### Work order
Which lines below contain the word "data"? Copy each one.

Segment Start: Information given

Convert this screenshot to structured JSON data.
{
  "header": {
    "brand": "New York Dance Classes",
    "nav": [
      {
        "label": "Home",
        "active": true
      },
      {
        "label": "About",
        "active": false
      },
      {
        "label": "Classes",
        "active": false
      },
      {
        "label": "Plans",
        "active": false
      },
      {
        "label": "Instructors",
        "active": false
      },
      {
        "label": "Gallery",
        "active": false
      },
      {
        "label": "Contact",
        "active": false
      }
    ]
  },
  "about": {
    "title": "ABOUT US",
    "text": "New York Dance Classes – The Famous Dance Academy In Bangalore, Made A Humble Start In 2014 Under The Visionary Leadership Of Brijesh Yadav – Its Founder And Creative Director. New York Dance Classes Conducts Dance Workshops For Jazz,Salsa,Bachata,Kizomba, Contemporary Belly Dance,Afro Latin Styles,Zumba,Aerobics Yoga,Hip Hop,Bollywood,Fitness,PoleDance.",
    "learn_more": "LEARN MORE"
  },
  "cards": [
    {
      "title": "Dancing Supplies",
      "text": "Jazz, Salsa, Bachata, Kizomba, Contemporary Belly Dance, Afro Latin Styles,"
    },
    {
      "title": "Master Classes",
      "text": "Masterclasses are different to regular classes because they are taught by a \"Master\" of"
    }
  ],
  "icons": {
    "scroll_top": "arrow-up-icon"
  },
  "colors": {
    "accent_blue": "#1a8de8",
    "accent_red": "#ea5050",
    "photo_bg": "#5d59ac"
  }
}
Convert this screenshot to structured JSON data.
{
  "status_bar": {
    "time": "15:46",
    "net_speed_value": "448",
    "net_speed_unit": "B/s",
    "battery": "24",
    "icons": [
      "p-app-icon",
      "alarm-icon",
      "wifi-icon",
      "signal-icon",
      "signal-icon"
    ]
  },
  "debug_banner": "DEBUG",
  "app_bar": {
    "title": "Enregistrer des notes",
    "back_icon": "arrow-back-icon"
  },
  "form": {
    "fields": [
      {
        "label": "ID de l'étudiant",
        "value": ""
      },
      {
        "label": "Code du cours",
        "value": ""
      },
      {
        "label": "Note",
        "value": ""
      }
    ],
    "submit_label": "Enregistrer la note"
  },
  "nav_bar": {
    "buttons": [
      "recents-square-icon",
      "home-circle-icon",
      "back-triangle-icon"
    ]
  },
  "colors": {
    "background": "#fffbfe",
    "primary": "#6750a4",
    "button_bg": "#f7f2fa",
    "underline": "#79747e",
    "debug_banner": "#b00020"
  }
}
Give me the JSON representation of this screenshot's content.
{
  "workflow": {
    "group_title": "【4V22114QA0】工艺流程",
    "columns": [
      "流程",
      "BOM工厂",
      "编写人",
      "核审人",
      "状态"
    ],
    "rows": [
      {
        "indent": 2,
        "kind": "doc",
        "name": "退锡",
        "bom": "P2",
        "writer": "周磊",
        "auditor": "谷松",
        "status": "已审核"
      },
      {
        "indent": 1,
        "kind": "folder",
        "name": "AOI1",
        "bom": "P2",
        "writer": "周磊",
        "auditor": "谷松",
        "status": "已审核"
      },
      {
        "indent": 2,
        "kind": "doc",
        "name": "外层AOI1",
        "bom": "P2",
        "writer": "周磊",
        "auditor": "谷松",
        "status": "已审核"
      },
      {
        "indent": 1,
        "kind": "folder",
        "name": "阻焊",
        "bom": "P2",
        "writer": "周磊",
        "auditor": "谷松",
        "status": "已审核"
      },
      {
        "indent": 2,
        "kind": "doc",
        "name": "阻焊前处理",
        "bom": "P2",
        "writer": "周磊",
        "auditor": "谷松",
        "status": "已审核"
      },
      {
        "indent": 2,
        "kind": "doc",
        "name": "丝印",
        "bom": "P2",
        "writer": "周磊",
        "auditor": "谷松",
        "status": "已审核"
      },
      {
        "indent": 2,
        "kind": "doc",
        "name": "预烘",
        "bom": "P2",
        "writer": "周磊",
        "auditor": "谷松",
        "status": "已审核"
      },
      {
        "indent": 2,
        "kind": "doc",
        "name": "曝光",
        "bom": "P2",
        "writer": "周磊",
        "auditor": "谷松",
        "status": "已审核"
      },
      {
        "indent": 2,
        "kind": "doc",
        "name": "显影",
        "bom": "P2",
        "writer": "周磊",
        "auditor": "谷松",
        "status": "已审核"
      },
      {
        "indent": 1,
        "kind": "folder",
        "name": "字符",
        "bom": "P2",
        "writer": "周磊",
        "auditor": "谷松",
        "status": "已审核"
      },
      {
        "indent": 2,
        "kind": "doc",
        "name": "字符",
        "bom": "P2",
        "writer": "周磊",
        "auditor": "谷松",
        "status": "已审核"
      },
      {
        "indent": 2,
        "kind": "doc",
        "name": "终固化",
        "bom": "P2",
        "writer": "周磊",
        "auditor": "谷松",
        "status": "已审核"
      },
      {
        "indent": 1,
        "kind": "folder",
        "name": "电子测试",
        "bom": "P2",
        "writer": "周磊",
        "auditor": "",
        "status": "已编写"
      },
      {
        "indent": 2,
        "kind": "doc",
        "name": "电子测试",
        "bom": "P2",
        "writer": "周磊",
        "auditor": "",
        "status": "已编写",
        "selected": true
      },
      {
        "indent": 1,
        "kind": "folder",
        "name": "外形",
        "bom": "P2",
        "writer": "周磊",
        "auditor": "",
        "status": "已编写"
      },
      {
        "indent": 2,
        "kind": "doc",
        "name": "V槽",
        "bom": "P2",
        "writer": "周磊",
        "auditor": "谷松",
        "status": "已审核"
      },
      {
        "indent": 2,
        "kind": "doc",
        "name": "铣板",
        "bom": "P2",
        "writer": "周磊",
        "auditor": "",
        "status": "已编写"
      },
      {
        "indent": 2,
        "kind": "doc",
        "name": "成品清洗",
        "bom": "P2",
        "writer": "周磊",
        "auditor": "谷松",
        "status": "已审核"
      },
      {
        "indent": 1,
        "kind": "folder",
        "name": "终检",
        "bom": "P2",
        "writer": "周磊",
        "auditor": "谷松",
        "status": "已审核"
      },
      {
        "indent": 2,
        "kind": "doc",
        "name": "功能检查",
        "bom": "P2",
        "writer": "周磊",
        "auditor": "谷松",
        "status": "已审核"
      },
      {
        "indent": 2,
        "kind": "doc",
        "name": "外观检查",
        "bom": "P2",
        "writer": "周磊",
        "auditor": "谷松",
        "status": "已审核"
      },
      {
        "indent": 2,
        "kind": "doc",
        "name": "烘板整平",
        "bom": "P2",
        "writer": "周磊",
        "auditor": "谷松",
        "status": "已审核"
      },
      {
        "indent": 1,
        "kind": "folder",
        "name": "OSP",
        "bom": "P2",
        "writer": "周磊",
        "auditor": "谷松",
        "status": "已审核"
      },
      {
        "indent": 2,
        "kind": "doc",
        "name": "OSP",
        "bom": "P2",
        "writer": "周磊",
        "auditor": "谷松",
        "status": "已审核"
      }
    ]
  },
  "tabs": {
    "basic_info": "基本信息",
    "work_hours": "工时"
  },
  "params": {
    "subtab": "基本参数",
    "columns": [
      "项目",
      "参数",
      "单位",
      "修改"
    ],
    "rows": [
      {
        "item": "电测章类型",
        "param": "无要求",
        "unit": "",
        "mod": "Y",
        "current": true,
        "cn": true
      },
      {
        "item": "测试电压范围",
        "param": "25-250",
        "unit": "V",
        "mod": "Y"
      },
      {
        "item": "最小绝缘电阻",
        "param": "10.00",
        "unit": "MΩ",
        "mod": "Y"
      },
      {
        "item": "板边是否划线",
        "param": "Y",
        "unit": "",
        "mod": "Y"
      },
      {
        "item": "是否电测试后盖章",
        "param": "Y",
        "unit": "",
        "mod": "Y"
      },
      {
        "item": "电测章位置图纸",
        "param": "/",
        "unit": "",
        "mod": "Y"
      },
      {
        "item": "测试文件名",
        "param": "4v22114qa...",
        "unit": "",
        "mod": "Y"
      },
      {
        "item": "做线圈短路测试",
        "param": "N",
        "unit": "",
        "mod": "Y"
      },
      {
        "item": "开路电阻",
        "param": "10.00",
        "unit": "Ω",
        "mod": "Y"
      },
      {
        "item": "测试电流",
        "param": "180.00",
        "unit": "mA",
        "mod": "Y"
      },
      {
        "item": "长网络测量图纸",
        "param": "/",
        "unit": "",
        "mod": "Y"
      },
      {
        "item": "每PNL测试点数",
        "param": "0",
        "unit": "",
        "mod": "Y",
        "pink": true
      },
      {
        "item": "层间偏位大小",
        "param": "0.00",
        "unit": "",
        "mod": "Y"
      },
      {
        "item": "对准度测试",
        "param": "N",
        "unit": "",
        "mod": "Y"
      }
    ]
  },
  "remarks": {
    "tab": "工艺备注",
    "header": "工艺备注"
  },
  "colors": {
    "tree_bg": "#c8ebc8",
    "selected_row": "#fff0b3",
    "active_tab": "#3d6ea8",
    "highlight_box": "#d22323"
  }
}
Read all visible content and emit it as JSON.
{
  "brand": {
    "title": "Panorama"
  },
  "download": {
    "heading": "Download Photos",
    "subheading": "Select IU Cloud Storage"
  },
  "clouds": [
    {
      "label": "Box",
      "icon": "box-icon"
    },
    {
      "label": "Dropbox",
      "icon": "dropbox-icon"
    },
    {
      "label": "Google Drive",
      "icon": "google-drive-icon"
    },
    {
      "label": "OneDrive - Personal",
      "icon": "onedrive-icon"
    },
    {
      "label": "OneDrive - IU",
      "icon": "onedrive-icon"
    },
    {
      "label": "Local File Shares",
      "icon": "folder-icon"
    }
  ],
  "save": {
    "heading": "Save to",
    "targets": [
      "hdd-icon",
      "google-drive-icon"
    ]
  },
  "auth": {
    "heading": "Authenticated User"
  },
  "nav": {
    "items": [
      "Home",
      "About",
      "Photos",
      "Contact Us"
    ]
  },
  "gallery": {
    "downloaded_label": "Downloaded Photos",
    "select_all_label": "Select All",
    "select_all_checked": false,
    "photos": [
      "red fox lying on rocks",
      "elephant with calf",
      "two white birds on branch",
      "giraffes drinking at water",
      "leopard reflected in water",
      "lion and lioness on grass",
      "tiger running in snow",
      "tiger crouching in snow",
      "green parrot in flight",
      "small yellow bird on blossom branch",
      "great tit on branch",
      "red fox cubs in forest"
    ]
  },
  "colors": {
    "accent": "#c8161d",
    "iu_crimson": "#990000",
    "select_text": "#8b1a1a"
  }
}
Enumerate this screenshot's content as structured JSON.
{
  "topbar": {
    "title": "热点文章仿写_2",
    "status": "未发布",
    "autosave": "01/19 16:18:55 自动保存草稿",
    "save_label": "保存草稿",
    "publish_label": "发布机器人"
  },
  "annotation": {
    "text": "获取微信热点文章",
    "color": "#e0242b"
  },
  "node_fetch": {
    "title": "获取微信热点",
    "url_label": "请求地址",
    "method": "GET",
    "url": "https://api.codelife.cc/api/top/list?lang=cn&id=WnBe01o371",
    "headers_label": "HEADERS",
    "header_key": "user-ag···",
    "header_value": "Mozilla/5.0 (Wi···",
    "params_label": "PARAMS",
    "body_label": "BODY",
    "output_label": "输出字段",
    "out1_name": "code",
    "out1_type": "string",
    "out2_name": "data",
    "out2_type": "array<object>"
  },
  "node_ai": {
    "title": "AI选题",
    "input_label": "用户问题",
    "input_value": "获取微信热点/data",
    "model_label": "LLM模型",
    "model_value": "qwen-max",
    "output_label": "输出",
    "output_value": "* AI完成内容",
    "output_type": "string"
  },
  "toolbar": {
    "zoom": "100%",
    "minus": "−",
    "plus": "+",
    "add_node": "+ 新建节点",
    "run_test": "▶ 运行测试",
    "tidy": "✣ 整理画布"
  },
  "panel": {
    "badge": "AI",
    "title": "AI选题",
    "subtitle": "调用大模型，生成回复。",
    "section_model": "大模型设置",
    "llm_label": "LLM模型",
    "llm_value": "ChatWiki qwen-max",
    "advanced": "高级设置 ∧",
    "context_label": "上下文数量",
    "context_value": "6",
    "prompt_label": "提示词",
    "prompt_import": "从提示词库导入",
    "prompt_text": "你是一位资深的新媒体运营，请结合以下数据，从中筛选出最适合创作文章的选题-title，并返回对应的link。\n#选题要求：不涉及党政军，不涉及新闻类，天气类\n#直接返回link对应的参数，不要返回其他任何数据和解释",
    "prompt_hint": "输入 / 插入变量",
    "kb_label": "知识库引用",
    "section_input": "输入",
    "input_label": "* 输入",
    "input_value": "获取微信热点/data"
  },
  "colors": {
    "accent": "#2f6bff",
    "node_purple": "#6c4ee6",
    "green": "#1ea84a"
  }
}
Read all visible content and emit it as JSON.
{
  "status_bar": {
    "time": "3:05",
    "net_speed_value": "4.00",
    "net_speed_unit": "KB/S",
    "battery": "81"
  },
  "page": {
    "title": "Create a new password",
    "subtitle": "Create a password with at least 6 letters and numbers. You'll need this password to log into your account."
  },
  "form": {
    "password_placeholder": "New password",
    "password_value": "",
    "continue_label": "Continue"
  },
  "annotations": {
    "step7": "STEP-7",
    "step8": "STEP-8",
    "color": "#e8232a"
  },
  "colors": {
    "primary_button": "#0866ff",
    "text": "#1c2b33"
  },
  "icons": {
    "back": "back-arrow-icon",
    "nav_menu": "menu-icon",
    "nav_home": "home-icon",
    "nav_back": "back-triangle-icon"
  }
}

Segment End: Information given

### Written response
Convert this screenshot to structured JSON data.
Convert this screenshot to structured JSON data.
    "out2_name": "data",
    "input_value": "获取微信热点/data",
    "input_value": "获取微信热点/data"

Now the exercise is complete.